At UR, sometimes we'll stick with our groups, but at camp there are no groups. Everyone is one big group. There's no boundaries, there's no limits, there's no hatred. It's just all pure joy and happiness, all in one week.

Part of the reason camp becomes so rewarding is that it marks the realization of so many months of hard work within the CKUR community. And while CKUR creates this comforting community on campus, it also pushes counselors out of their comfort zones in the “Richmond bubble” to become part of the wider community.

Costello says counselors have attended Kesem Friends and Family Days each semester, campers’ games and competitions, and sometimes even funerals. “We provide them that constant support.”

Though the bond within camp is vital to its success, the connection to the Richmond community is just as important. Tauchen, who now lives in the Richmond area, has experienced CKUR from both the inside and the outside. Without the bond between the counselors and the community, she says, CKUR would not work. Her first year, Tauchen spent hours reaching out to the local community to establish CKUR relationships with nurses and social workers, who helped spread the word about the camp.

Ten years later, the community aspect of CKUR is just as important — if not more — in establishing the funding and support for the camp to continue growing.

This past year, Costello and Clair have worked with their coordinator team to continue these relationships, whether distributing flyers at cancer centers or setting up meetings with oncologists and schools.

What they did at camp

This spring, almost three years after meeting Bagel, Costello busily planned the 2019 camp — CKUR’s 10th — with her co-director, Clair. After being chosen midway through her junior year so she could spend six months shadowing the directors ahead of her, she was finally in the last stretch of getting the 2019 camp finalized.

“Cupcake! Cookie Monster! Lance! Wolf!” Costello shouted out the names of campers during a general body meeting as Clair passed out cards and markers. The counselors wrote letters to each camper, sharing how excited they were about the 10th CKUR this summer. Though she had administrative tasks to finish as camp quickly approached, Costello was excited about being reunited with campers she has seen grow from year to year.
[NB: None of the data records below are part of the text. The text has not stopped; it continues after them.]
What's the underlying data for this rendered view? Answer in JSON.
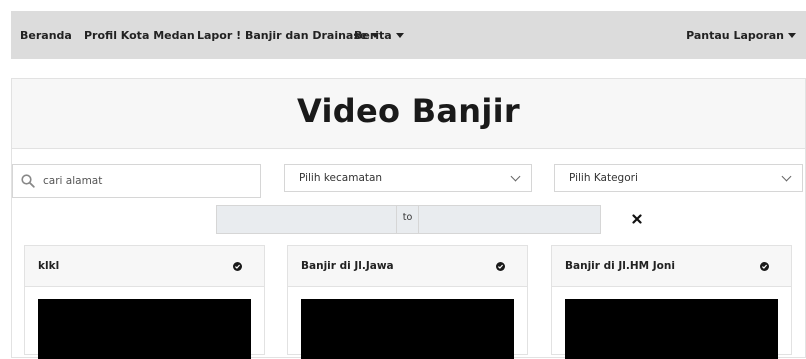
{
  "nav": {
    "items": [
      {
        "label": "Beranda",
        "dropdown": false
      },
      {
        "label": "Profil Kota Medan",
        "dropdown": false
      },
      {
        "label": "Lapor ! Banjir dan Drainase",
        "dropdown": true
      },
      {
        "label": "Berita",
        "dropdown": true
      }
    ],
    "right": {
      "label": "Pantau Laporan",
      "dropdown": true
    }
  },
  "page": {
    "title": "Video Banjir"
  },
  "filters": {
    "search_placeholder": "cari alamat",
    "kecamatan": "Pilih kecamatan",
    "kategori": "Pilih Kategori",
    "date_separator": "to"
  },
  "videos": [
    {
      "title": "klkl"
    },
    {
      "title": "Banjir di Jl.Jawa"
    },
    {
      "title": "Banjir di Jl.HM Joni"
    }
  ],
  "colors": {
    "navbar": "#dcdcdc",
    "header": "#f7f7f7",
    "date_field": "#e9ecef",
    "video": "#000000"
  }
}
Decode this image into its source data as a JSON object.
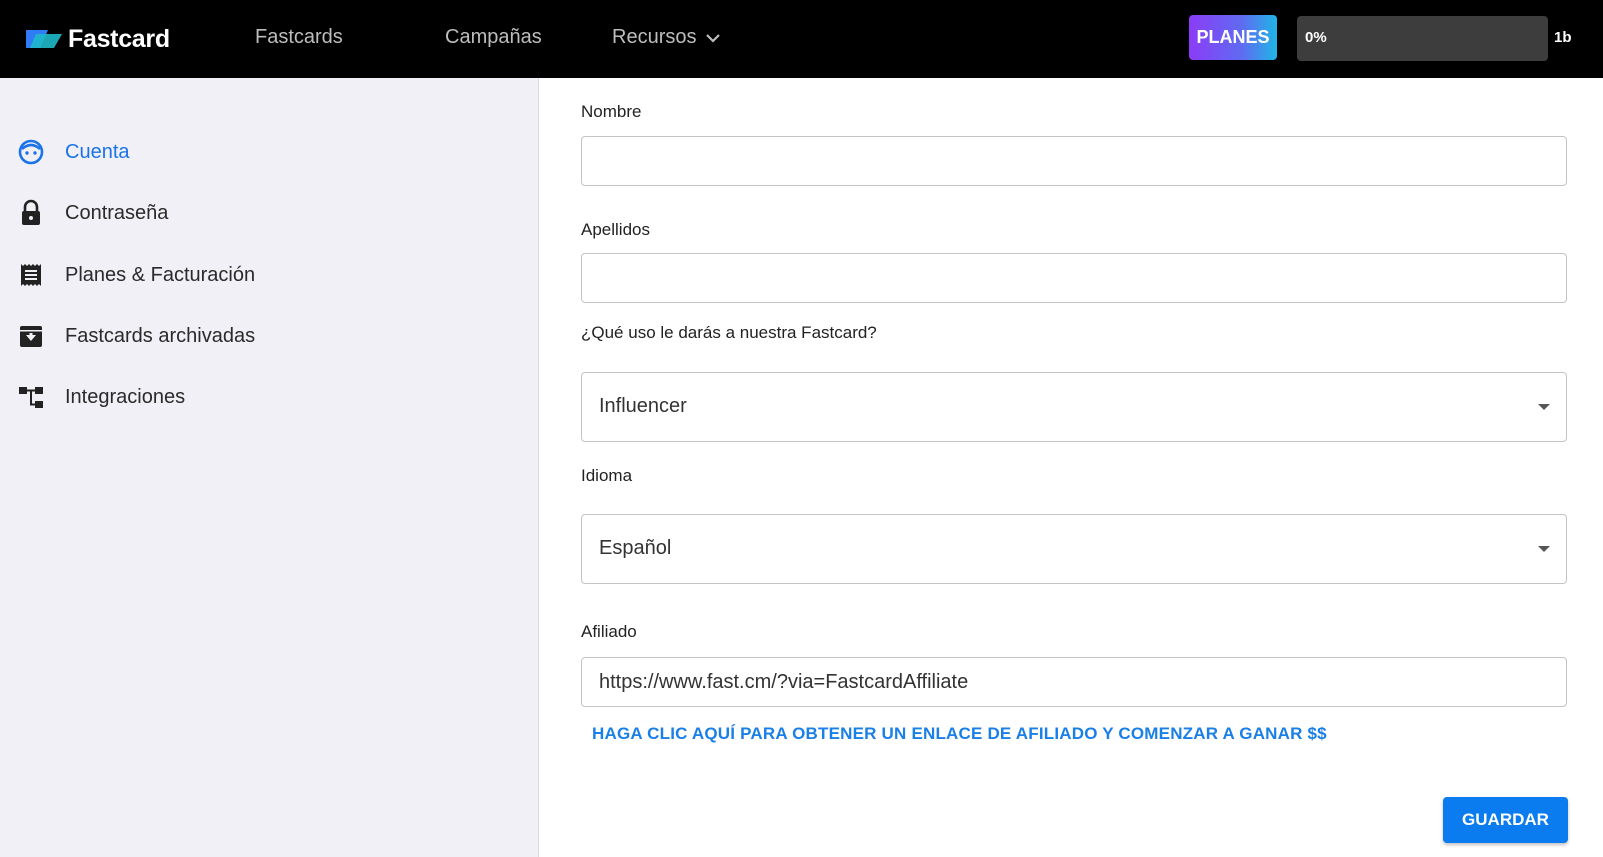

Bagel, she already knew, planned to be there.

Stacey Dec, ’20, who began working as a writer in university communications her sophomore year, is a political science and journalism major from Northern Virginia.